Upon returning to school, numerous families were told that their children’s special education services would be altered; some students will have different schedules and others will be bused to local public schools to receive services, losing valuable instructional time.
We heard from families in Nashua, but this is also happening in other districts including Manchester, Merrimack, and others.
Families are upset that their children’s special education services will alter without their approval.
In Nashua, the district is justifying these abrupt changes using an audit that they claim shows the local charter schools are not providing appropriate services. We are in the process of filing a Right to Know request to obtain a copy. However, we are skeptical of the audit and findings because per the federal Department of Education, districts control how services are provided to charter school students. This audit may show that Nashua-area charter public schools and others are struggling to provide appropriate special education services; however, the district may be throttling services to the students enrolled in charter schools.
In addition to federal and state law, New Hampshire special education is governed by rules that are written by the state Department of Education and adopted by the state Board of Education; they are found in chapter Ed 1100, Standards for the Education of Children with Disabilities, most recently adopted in 2017.
There is also a guide to supplement the rules as a resource to parents, educators, and others.
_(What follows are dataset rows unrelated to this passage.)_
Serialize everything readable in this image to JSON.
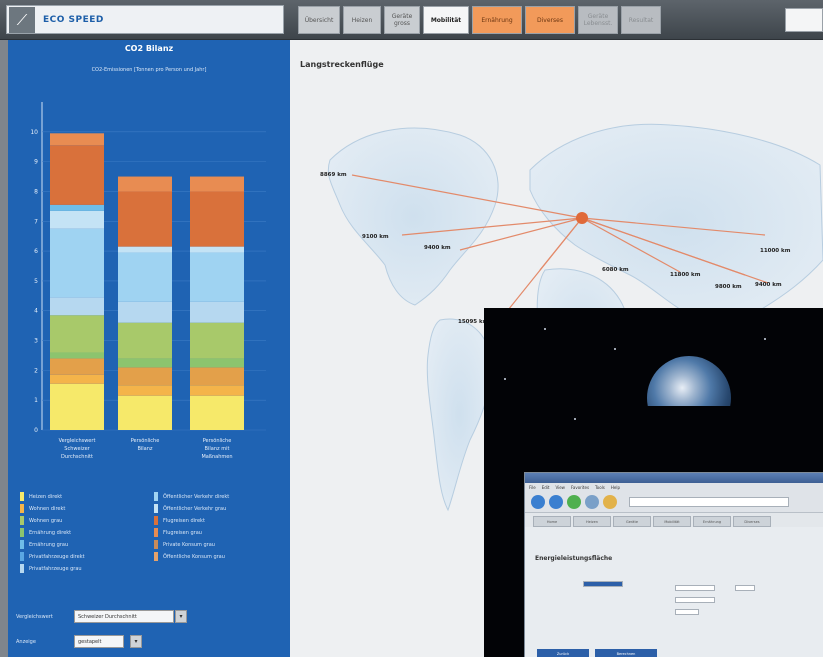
{
  "header": {
    "logo_text": "ECO SPEED",
    "tabs": [
      {
        "label": "Übersicht",
        "state": "normal"
      },
      {
        "label": "Heizen",
        "state": "normal"
      },
      {
        "label": "Geräte gross",
        "state": "normal"
      },
      {
        "label": "Mobilität",
        "state": "active"
      },
      {
        "label": "Ernährung",
        "state": "orange"
      },
      {
        "label": "Diverses",
        "state": "orange"
      },
      {
        "label": "Geräte Lebensst.",
        "state": "dim"
      },
      {
        "label": "Resultat",
        "state": "dim"
      }
    ]
  },
  "left_panel": {
    "title": "CO2 Bilanz",
    "subtitle": "CO2-Emissionen [Tonnen pro Person und Jahr]",
    "legend": [
      {
        "label": "Heizen direkt",
        "color": "#f6e96a"
      },
      {
        "label": "Öffentlicher Verkehr direkt",
        "color": "#9fd3f2"
      },
      {
        "label": "Wohnen direkt",
        "color": "#f4b44a"
      },
      {
        "label": "Öffentlicher Verkehr grau",
        "color": "#c4e3f5"
      },
      {
        "label": "Wohnen grau",
        "color": "#a8c96a"
      },
      {
        "label": "Flugreisen direkt",
        "color": "#d9713b"
      },
      {
        "label": "Ernährung direkt",
        "color": "#8cc46e"
      },
      {
        "label": "Flugreisen grau",
        "color": "#e88c52"
      },
      {
        "label": "Ernährung grau",
        "color": "#6fbde8"
      },
      {
        "label": "Private Konsum grau",
        "color": "#c98b5a"
      },
      {
        "label": "Privatfahrzeuge direkt",
        "color": "#5aa7e3"
      },
      {
        "label": "Öffentliche Konsum grau",
        "color": "#e6a36b"
      },
      {
        "label": "Privatfahrzeuge grau",
        "color": "#b6d8f0"
      }
    ],
    "comparison_label": "Vergleichswert",
    "comparison_value": "Schweizer Durchschnitt",
    "storage_label": "Anzeige",
    "storage_value": "gestapelt"
  },
  "chart_data": {
    "type": "bar",
    "stacked": true,
    "title": "CO2 Bilanz",
    "ylabel": "CO2-Emissionen [Tonnen pro Person und Jahr]",
    "ylim": [
      0,
      11
    ],
    "yticks": [
      0,
      1,
      2,
      3,
      4,
      5,
      6,
      7,
      8,
      9,
      10
    ],
    "categories": [
      "Vergleichswert Schweizer Durchschnitt",
      "Persönliche Bilanz",
      "Persönliche Bilanz mit Maßnahmen"
    ],
    "series": [
      {
        "color": "#f6e96a",
        "values": [
          1.55,
          1.15,
          1.15
        ]
      },
      {
        "color": "#f4b44a",
        "values": [
          0.3,
          0.35,
          0.35
        ]
      },
      {
        "color": "#e3a04a",
        "values": [
          0.55,
          0.6,
          0.6
        ]
      },
      {
        "color": "#8cc46e",
        "values": [
          0.2,
          0.3,
          0.3
        ]
      },
      {
        "color": "#a8c96a",
        "values": [
          1.25,
          1.2,
          1.2
        ]
      },
      {
        "color": "#b6d8f0",
        "values": [
          0.6,
          0.7,
          0.7
        ]
      },
      {
        "color": "#9fd3f2",
        "values": [
          2.3,
          1.65,
          1.65
        ]
      },
      {
        "color": "#c4e3f5",
        "values": [
          0.6,
          0.2,
          0.2
        ]
      },
      {
        "color": "#6fbde8",
        "values": [
          0.2,
          0.0,
          0.0
        ]
      },
      {
        "color": "#d9713b",
        "values": [
          2.0,
          1.85,
          1.85
        ]
      },
      {
        "color": "#e88c52",
        "values": [
          0.4,
          0.5,
          0.5
        ]
      }
    ]
  },
  "main": {
    "title": "Langstreckenflüge",
    "distances": [
      "8869 km",
      "9100 km",
      "9400 km",
      "15095 km",
      "6080 km",
      "11800 km",
      "9800 km",
      "9400 km",
      "11000 km"
    ]
  },
  "overlay": {
    "heading": "Energieleistungsfläche",
    "menus": [
      "File",
      "Edit",
      "View",
      "Favorites",
      "Tools",
      "Help"
    ],
    "tabs": [
      "Home",
      "Heizen",
      "Geräte",
      "Mobilität",
      "Ernährung",
      "Diverses"
    ],
    "action_1": "Zurück",
    "action_2": "Berechnen"
  }
}
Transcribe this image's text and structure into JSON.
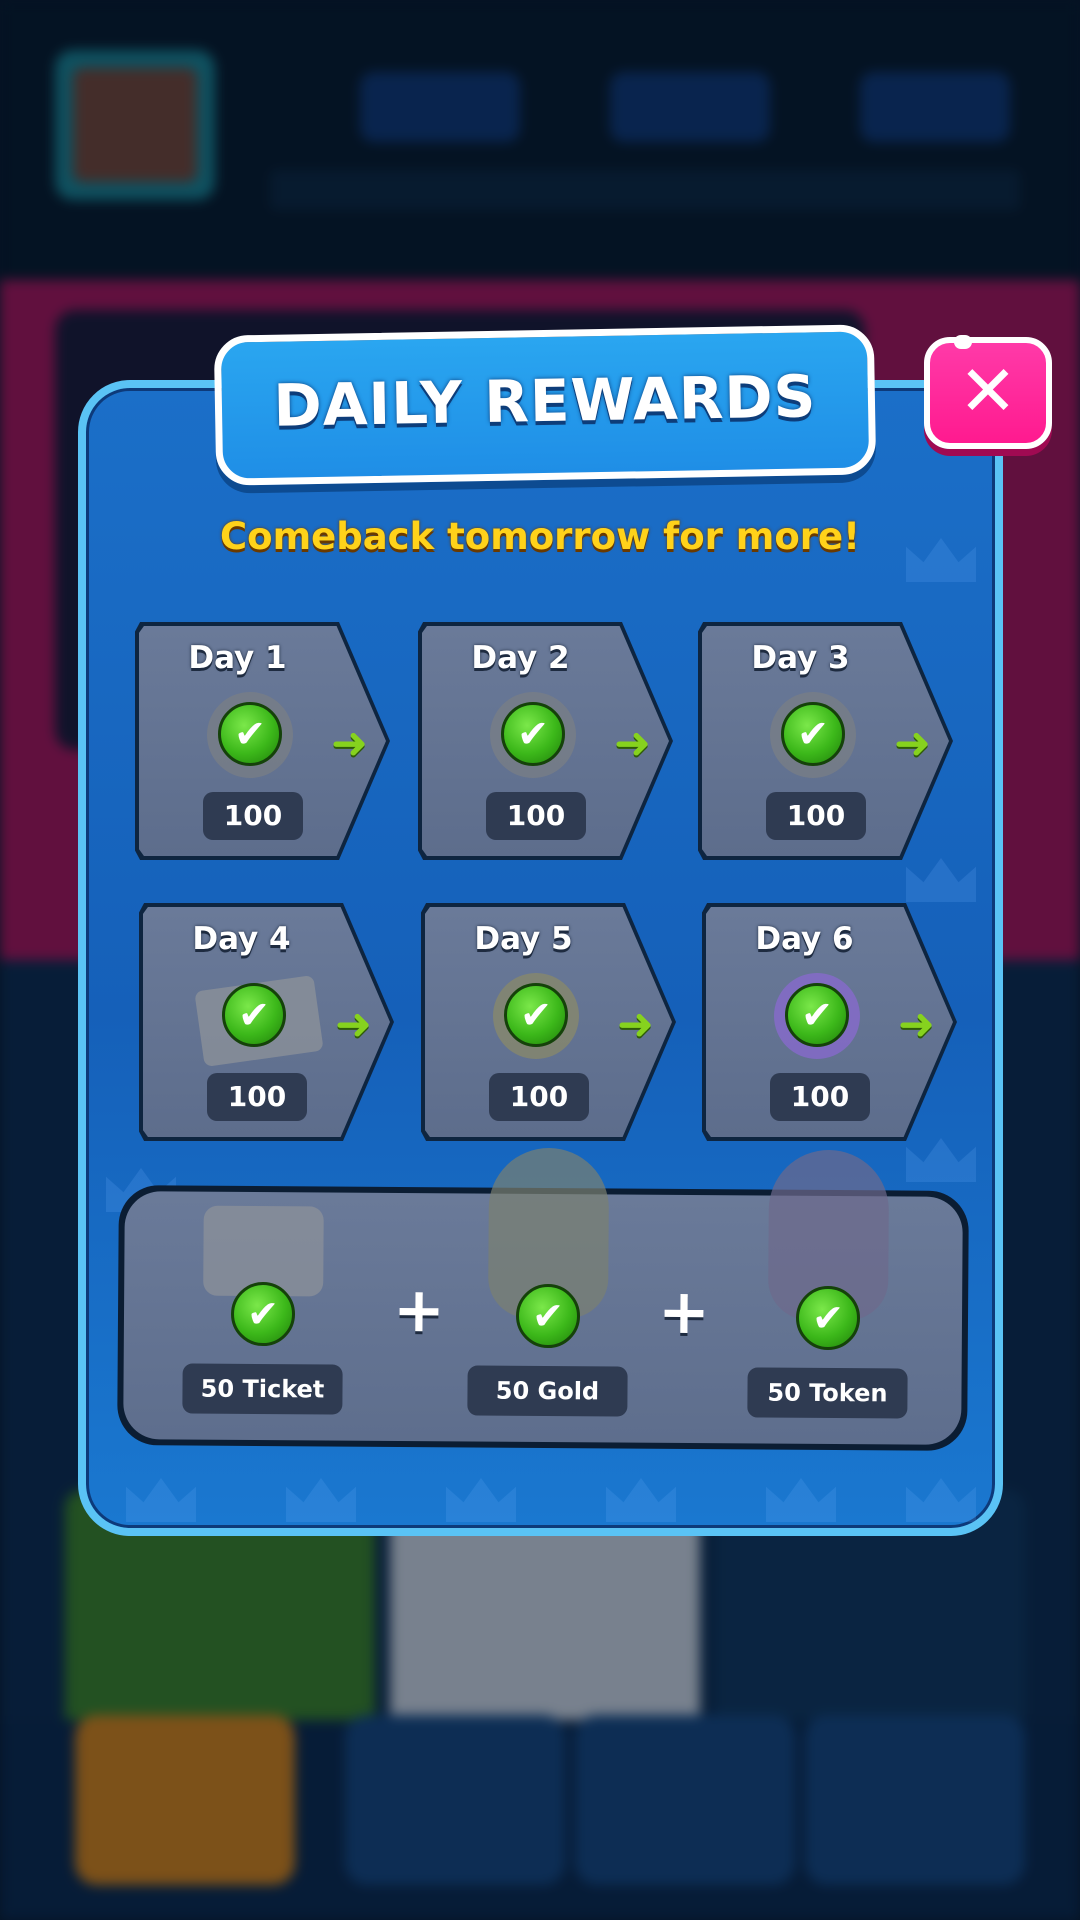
{
  "dialog": {
    "title": "DAILY REWARDS",
    "subtitle": "Comeback tomorrow for more!",
    "close_icon": "✕"
  },
  "days": [
    {
      "label": "Day 1",
      "amount": "100",
      "reward_icon": "coin-icon",
      "claimed": true
    },
    {
      "label": "Day 2",
      "amount": "100",
      "reward_icon": "coin-icon",
      "claimed": true
    },
    {
      "label": "Day 3",
      "amount": "100",
      "reward_icon": "coin-icon",
      "claimed": true
    },
    {
      "label": "Day 4",
      "amount": "100",
      "reward_icon": "ticket-icon",
      "claimed": true
    },
    {
      "label": "Day 5",
      "amount": "100",
      "reward_icon": "gold-coin-icon",
      "claimed": true
    },
    {
      "label": "Day 6",
      "amount": "100",
      "reward_icon": "token-icon",
      "claimed": true
    }
  ],
  "bonus": [
    {
      "amount": "50 Ticket",
      "reward_icon": "ticket-icon",
      "claimed": true
    },
    {
      "amount": "50 Gold",
      "reward_icon": "gold-sack-icon",
      "claimed": true
    },
    {
      "amount": "50 Token",
      "reward_icon": "token-sack-icon",
      "claimed": true
    }
  ],
  "symbols": {
    "check": "✔",
    "arrow": "➜",
    "plus": "+"
  },
  "colors": {
    "modal_blue": "#1560b9",
    "modal_border": "#5ac3f5",
    "title_banner": "#1f8ee6",
    "close_pink": "#ff1a8f",
    "subtitle_yellow": "#ffd21a",
    "card_gray": "#5d6d8c",
    "check_green": "#3cb81a",
    "arrow_green": "#86d21e"
  }
}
Individualized Education Plans (IEPs) are just that, custom plans for each student. Districts cannot make a one-size-fits-all policy change to all IEPs; this goes against special education protocols. It may also be discriminatory to a protected class of students.
Mandatory transportation to a different location for services violates the Least Restrictive Environment (LRE) requirements of a Free and Appropriate Pubic Education (FAPE) that all public schools must follow for special education and may be a violation of state law RSA 186:C-15.
IEPs must specify where the services take place, the particular school and location within the building.
A different location for services may also necessitate that the student work with unfamiliar support personnel and other students. Families should question how any change to their child’s IEP may impact the child’s paraprofessional, academic, and behavioral support. They should question if there are changes to the group size and students their child will be with for services; LRE requires that the child should be learning with his or her peers. Families should question how much time is lost in transportation time, who will supervise during the transportation, and all the details of how, who, where, and what will happen as a direct result of the district’s proposed change.
Families must also receive Written Prior Notice (WPN) of no less than 14 days prior to IEP meetings. If notice is sent to families without that prior notice, it is another violation of FAPE requirements.
What Can Families Do?
It is important that families recognize the authority they have set by federal and state law in determining their child’s Individualized Education Plans. Families at a Manchester charter school faced similar blanket policy challenges in 2016 and successfully worked together to have their children’s previous IEPs restored. They shared their notes with SCNH to support other families. The more that charter school families coordinate and work together, the more effective they will be resisting these changes.
Notes and recommendations for fighting busing alternatives
Notes for fighting busing for spec ed services redacted
- If families do not receive Written Prior Notice of the change prior to their first IEP meeting of the year, they may choose not to sign the new IEP.
- Families can insist that the IEP meeting occur when it is at a mutually convenient time, not only at the district’s determination.
- Families have the right to reject the proposed IEP that includes violations of standard special education protocols. They may opt to file complaints or pursue due process hearings.
- Families should respond to all requests for consent, even if it is to refuse the consent.
We also encourage parents to attend school board meetings for the districts in which their charter school is located. Tell board members what is happening. If it is excused-away because of budgets or audit findings, insist on seeing the documentation.
We will continue to monitor this situation in Nashua as the school year progresses.